5 tips to create an outline for presentations
Presentations, PPTs, Flash-based or any other multi-media presentation, are carved with creativity. This creativity is equally spread in textual contents, images, videos and animations, if any. But the fact remains that however appealing stories you weave into your presentation, however attention-grabbing images you use in it, however fascinating textual contents you write or however catchy graphs, diagrams or charts you insert in it, if you haven’t prepared a defined outline for the entire presentation, more often than not your presentation would fall flat by the standards of quality.
You can prepare an outline for every kind of a business-presentation by focussing on few significant points:
- Beginning: As they say, “well begun is half done”, you must put a big emphasis on the beginning-part of your presentation. Address the audience by You to involve them! Secondly, start with a question, story, or some fascinating numbers of some facts to engage your audience. A true story or strong factual numbers at the beginning of any presentation would keep the audience engaged right through.
- Crux: Come to the crux of your presentation just after the beginning! There is no point delaying it. The depth and difference of your main idea would make your audience curious adequately.
- Plans: Present your plans now to tell your audience how you are prepared to implement your idea!
- Products and services: Now when you presume your audience is sufficiently curious, you present before them a glimpse of your products or services and their uniqueness and specific utility!
- Conclusion: As they say, “all is well that ends well”, you have got to finish your presentation on an emphatic note. Summary in one sentence and then the Call-of-Action must be your template.
These points may help you in preparing an outline of your presentation in your mind. You must discuss them with your colleagues.

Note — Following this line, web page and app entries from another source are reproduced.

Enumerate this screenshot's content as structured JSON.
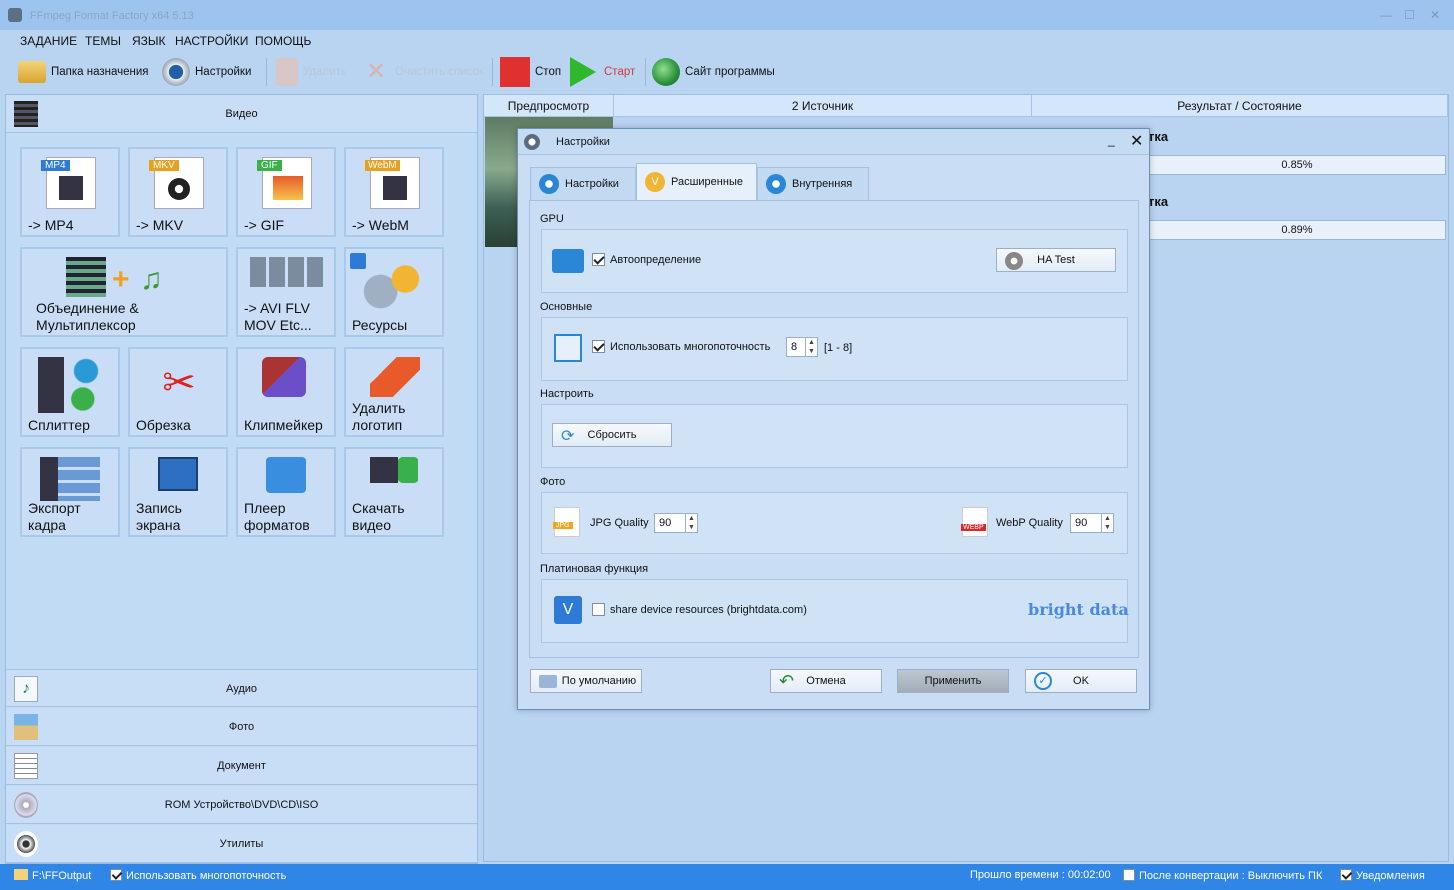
{
  "window": {
    "title": "FFmpeg Format Factory x64 5.13"
  },
  "menu": [
    "ЗАДАНИЕ",
    "ТЕМЫ",
    "ЯЗЫК",
    "НАСТРОЙКИ",
    "ПОМОЩЬ"
  ],
  "toolbar": {
    "dest_folder": "Папка назначения",
    "settings": "Настройки",
    "delete": "Удалить",
    "clear_list": "Очистить список",
    "stop": "Стоп",
    "start": "Старт",
    "website": "Сайт программы"
  },
  "left": {
    "video_cat": "Видео",
    "tiles": {
      "mp4": "-> MP4",
      "mkv": "-> MKV",
      "gif": "-> GIF",
      "webm": "-> WebM",
      "merge": "Объединение &\nМультиплексор",
      "avi": "-> AVI FLV\nMOV Etc...",
      "resources": "Ресурсы",
      "splitter": "Сплиттер",
      "crop": "Обрезка",
      "clipmaker": "Клипмейкер",
      "remove_logo": "Удалить\nлоготип",
      "export_frame": "Экспорт\nкадра",
      "screen_rec": "Запись\nэкрана",
      "player": "Плеер\nформатов",
      "download": "Скачать\nвидео"
    },
    "badges": {
      "mp4": "MP4",
      "mkv": "MKV",
      "gif": "GIF",
      "webm": "WebM"
    },
    "categories": [
      "Аудио",
      "Фото",
      "Документ",
      "ROM Устройство\\DVD\\CD\\ISO",
      "Утилиты"
    ]
  },
  "right": {
    "col_preview": "Предпросмотр",
    "col_source": "2 Источник",
    "col_result": "Результат / Состояние",
    "rows": [
      {
        "status": "тка",
        "progress": "0.85%"
      },
      {
        "status": "тка",
        "progress": "0.89%"
      }
    ]
  },
  "dialog": {
    "title": "Настройки",
    "tabs": [
      "Настройки",
      "Расширенные",
      "Внутренняя"
    ],
    "active_tab": 1,
    "gpu": {
      "section": "GPU",
      "autodetect": "Автоопределение",
      "autodetect_checked": true,
      "ha_test": "HA Test"
    },
    "basic": {
      "section": "Основные",
      "multithread": "Использовать многопоточность",
      "multithread_checked": true,
      "threads": "8",
      "range": "[1 - 8]"
    },
    "tune": {
      "section": "Настроить",
      "reset": "Сбросить"
    },
    "photo": {
      "section": "Фото",
      "jpg_label": "JPG Quality",
      "jpg_value": "90",
      "jpg_badge": "JPG",
      "webp_label": "WebP Quality",
      "webp_value": "90",
      "webp_badge": "WEBP"
    },
    "platinum": {
      "section": "Платиновая функция",
      "share": "share device resources (brightdata.com)",
      "share_checked": false,
      "brand": "bright data"
    },
    "buttons": {
      "defaults": "По умолчанию",
      "cancel": "Отмена",
      "apply": "Применить",
      "ok": "OK"
    }
  },
  "status": {
    "folder": "F:\\FFOutput",
    "multithread": "Использовать многопоточность",
    "elapsed": "Прошло времени : 00:02:00",
    "after": "После конвертации : Выключить ПК",
    "notify": "Уведомления"
  },
  "colors": {
    "accent": "#2f86e6",
    "stop": "#e03030",
    "start": "#2db82d",
    "brand": "#4a8ad8"
  }
}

But these points have to be backed up by strong inputs and apt multi-media tools at every juncture. When everything falls in place, then only the presentation becomes effective.